Problem
Work through the entries below and show every line in which "icon" is found.

Given data
━━━━━━━━━━━━━━━━━━━━━━━━━━━━━━
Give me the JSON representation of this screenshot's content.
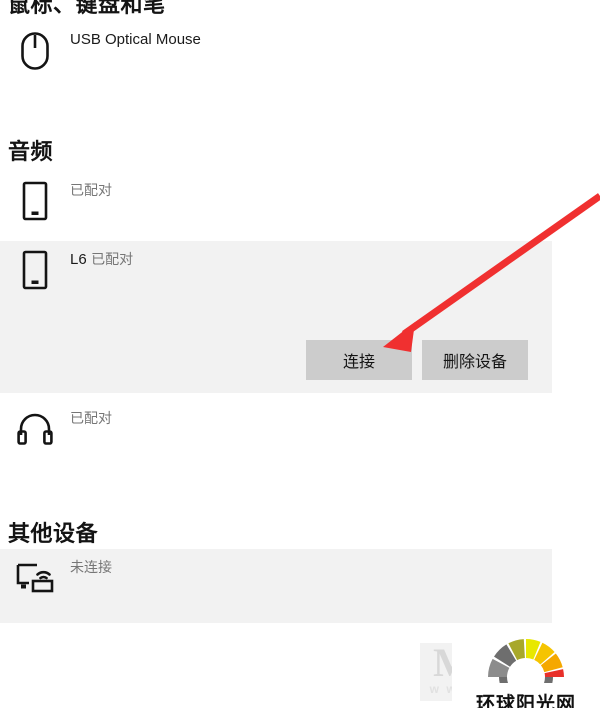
{
  "sections": {
    "mouse_keyboard": {
      "title": "鼠标、键盘和笔",
      "devices": [
        {
          "name": "USB Optical Mouse",
          "status": "",
          "icon": "mouse-icon"
        }
      ]
    },
    "audio": {
      "title": "音频",
      "devices": [
        {
          "name": "",
          "status": "已配对",
          "icon": "phone-icon",
          "redacted": true
        },
        {
          "name": "L6",
          "status": "已配对",
          "icon": "phone-icon",
          "redacted": false
        },
        {
          "name": "",
          "status": "已配对",
          "icon": "headphones-icon",
          "redacted": true
        }
      ]
    },
    "other": {
      "title": "其他设备",
      "devices": [
        {
          "name": "",
          "status": "未连接",
          "icon": "wireless-display-icon",
          "redacted": true
        }
      ]
    }
  },
  "selected_device_actions": {
    "connect_label": "连接",
    "remove_label": "删除设备"
  },
  "annotation": {
    "arrow_color": "#f03030"
  },
  "watermark": {
    "letter": "M",
    "sub": "w w w",
    "logo_text": "环球阳光网",
    "colors": {
      "gray": "#8c8c8c",
      "dark_gray": "#6e6e6e",
      "olive": "#a8a82a",
      "yellow": "#e8e800",
      "gold": "#f5c400",
      "orange": "#f5a800",
      "red": "#e8302a",
      "arc": "#6e6e6e"
    }
  }
}
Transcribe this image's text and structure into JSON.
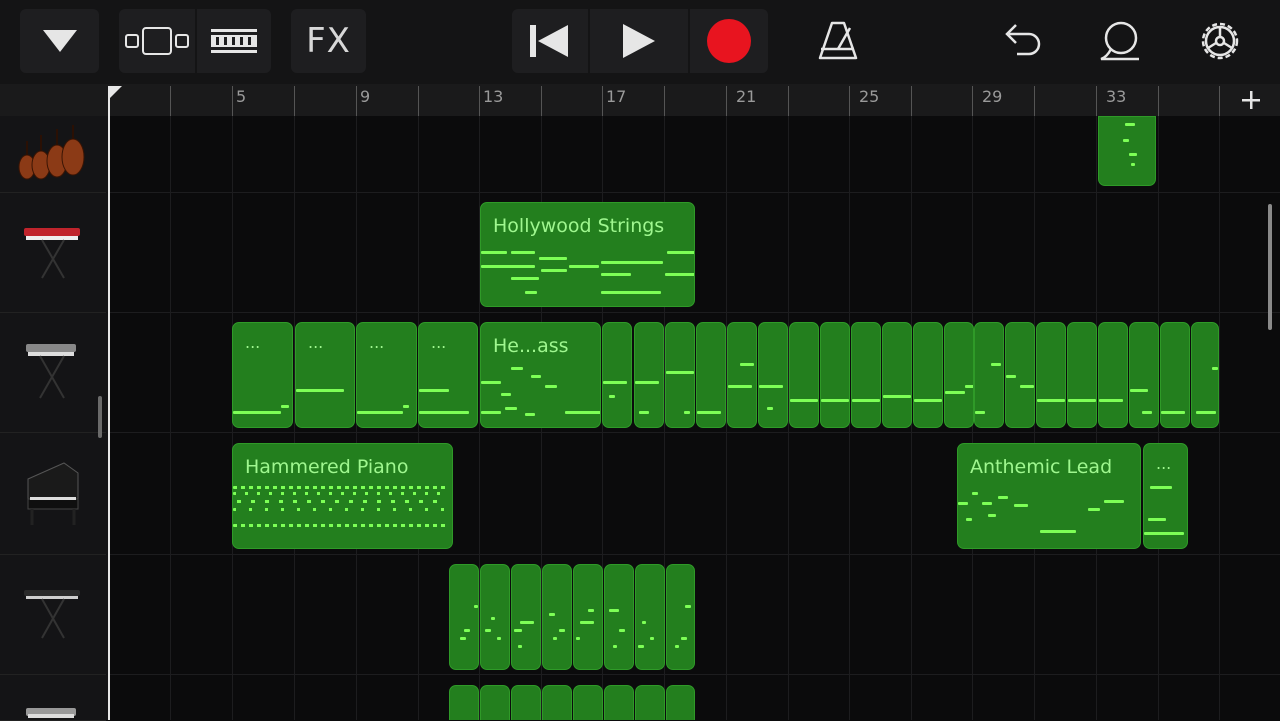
{
  "toolbar": {
    "fx_label": "FX"
  },
  "ruler": {
    "bar_numbers": [
      "5",
      "9",
      "13",
      "17",
      "21",
      "25",
      "29",
      "33"
    ]
  },
  "tracks": [
    {
      "instrument": "strings-ensemble-icon"
    },
    {
      "instrument": "red-synth-keyboard-icon"
    },
    {
      "instrument": "synth-bass-keyboard-icon"
    },
    {
      "instrument": "grand-piano-icon"
    },
    {
      "instrument": "black-keyboard-icon"
    },
    {
      "instrument": "keyboard-icon"
    }
  ],
  "regions": {
    "hollywood_strings": "Hollywood Strings",
    "heavy_bass": "He...ass",
    "hammered_piano": "Hammered Piano",
    "anthemic_lead": "Anthemic Lead",
    "ellipsis": "..."
  },
  "colors": {
    "region_fill": "#237f1e",
    "note": "#7dff56",
    "record": "#e8141f"
  }
}
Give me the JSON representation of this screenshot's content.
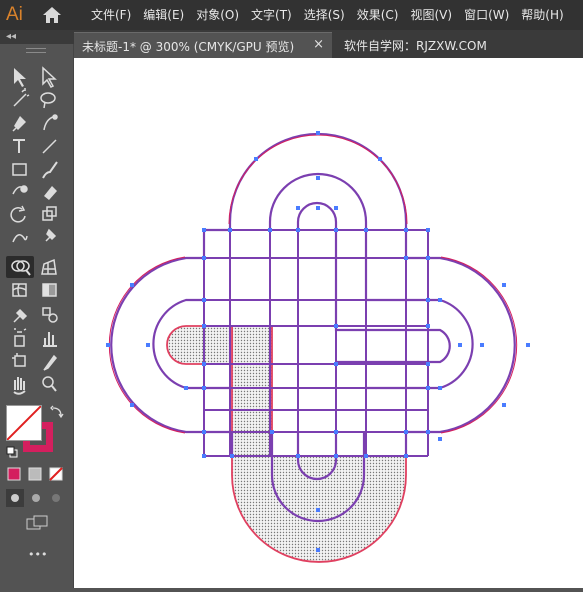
{
  "app": {
    "logo": "Ai",
    "home_icon": "home-icon"
  },
  "menu": [
    "文件(F)",
    "编辑(E)",
    "对象(O)",
    "文字(T)",
    "选择(S)",
    "效果(C)",
    "视图(V)",
    "窗口(W)",
    "帮助(H)"
  ],
  "tabs": {
    "active_title": "未标题-1* @ 300% (CMYK/GPU 预览)",
    "close_glyph": "×",
    "other_title": "软件自学网：RJZXW.COM"
  },
  "toolbar": {
    "collapse_glyph": "◂◂",
    "more_glyph": "•••",
    "tools": [
      "selection-tool",
      "direct-selection-tool",
      "pen-tool",
      "curvature-tool",
      "type-tool",
      "line-tool",
      "rectangle-tool",
      "paintbrush-tool",
      "shaper-tool",
      "eraser-tool",
      "rotate-tool",
      "scale-tool",
      "warp-tool",
      "free-transform-tool",
      "shape-builder-tool",
      "perspective-grid-tool",
      "mesh-tool",
      "gradient-tool",
      "eyedropper-tool",
      "blend-tool",
      "symbol-sprayer-tool",
      "column-graph-tool",
      "artboard-tool",
      "slice-tool",
      "hand-tool",
      "zoom-tool"
    ],
    "active_tool": "shape-builder-tool"
  },
  "colors": {
    "stroke": "#d41f5e",
    "path": "#7b3fb0",
    "anchor": "#4a7cff",
    "canvas": "#ffffff",
    "ui_dark": "#323232",
    "ui_panel": "#535353"
  }
}
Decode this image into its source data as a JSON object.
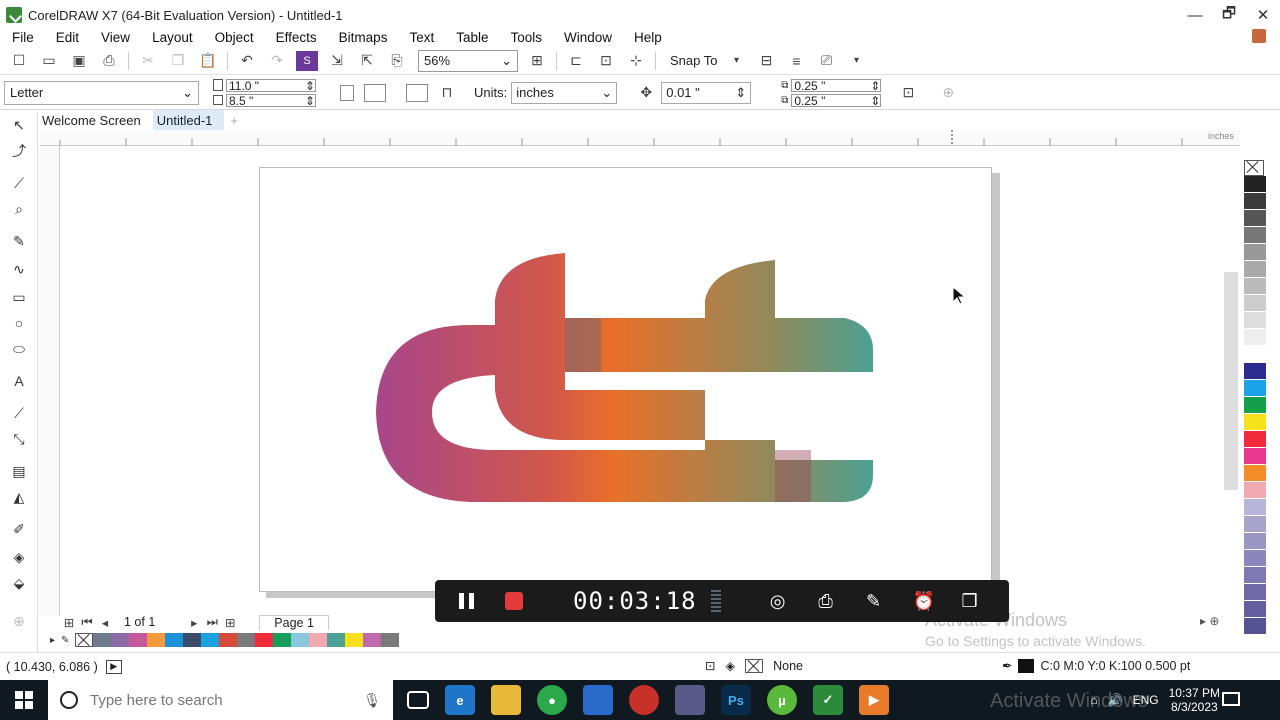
{
  "window": {
    "title": "CorelDRAW X7 (64-Bit Evaluation Version) - Untitled-1",
    "controls": [
      "—",
      "🗗",
      "✕"
    ]
  },
  "menu": {
    "items": [
      "File",
      "Edit",
      "View",
      "Layout",
      "Object",
      "Effects",
      "Bitmaps",
      "Text",
      "Table",
      "Tools",
      "Window",
      "Help"
    ]
  },
  "standard_toolbar": {
    "zoom_value": "56%",
    "snap_to_label": "Snap To"
  },
  "property_bar": {
    "paper_size": "Letter",
    "width": "11.0 \"",
    "height": "8.5 \"",
    "units_label": "Units:",
    "units_value": "inches",
    "nudge_value": "0.01 \"",
    "dup_x": "0.25 \"",
    "dup_y": "0.25 \""
  },
  "doc_tabs": [
    {
      "label": "Welcome Screen"
    },
    {
      "label": "Untitled-1"
    }
  ],
  "ruler": {
    "unit_label": "inches"
  },
  "page_nav": {
    "count": "1 of 1",
    "page_name": "Page 1"
  },
  "logo": {
    "gradient_colors": [
      "#a8468a",
      "#d1574a",
      "#e8702a",
      "#8f8a5c",
      "#4aa294"
    ]
  },
  "color_palette": [
    "#222222",
    "#3a3a3a",
    "#555555",
    "#777777",
    "#999999",
    "#aaaaaa",
    "#bbbbbb",
    "#cccccc",
    "#dddddd",
    "#eeeeee",
    "#ffffff",
    "#2b2a8e",
    "#1aa3e8",
    "#14a04a",
    "#f5e21a",
    "#f02a3a",
    "#e8378c",
    "#f48c2a",
    "#f2a8b0",
    "#b9b5d8",
    "#a8a4cc",
    "#9a96c4",
    "#8b86bb",
    "#7e79b2",
    "#706ba8",
    "#645e9e",
    "#575294"
  ],
  "document_palette": [
    "#6d7a8e",
    "#8c6aa6",
    "#c45a9c",
    "#f39a3a",
    "#1e90d8",
    "#3a4a6a",
    "#16a3e0",
    "#d84a3a",
    "#7a7a7a",
    "#f02a3a",
    "#16a05a",
    "#8ac8e0",
    "#f2a8b0",
    "#4aa294",
    "#f5e21a",
    "#c06ab0",
    "#7a7a7a"
  ],
  "status": {
    "coords": "( 10.430, 6.086 )",
    "fill_label": "None",
    "outline_label": "C:0 M:0 Y:0 K:100  0.500 pt"
  },
  "recorder": {
    "time": "00:03:18"
  },
  "watermark": {
    "line1": "Activate Windows",
    "line2": "Go to Settings to activate Windows."
  },
  "taskbar": {
    "search_placeholder": "Type here to search",
    "lang": "ENG",
    "time": "10:37 PM",
    "date": "8/3/2023",
    "watermark": "Activate Windows"
  }
}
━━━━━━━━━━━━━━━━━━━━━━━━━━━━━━
Task answer
          "icon": "mouse-icon"
          "icon": "phone-icon",
          "icon": "phone-icon",
          "icon": "headphones-icon",
          "icon": "wireless-display-icon",
      "instrument": "strings-ensemble-icon"
      "instrument": "red-synth-keyboard-icon"
      "instrument": "synth-bass-keyboard-icon"
      "instrument": "grand-piano-icon"
      "instrument": "black-keyboard-icon"
      "instrument": "keyboard-icon"
    "home_icon": "home-icon"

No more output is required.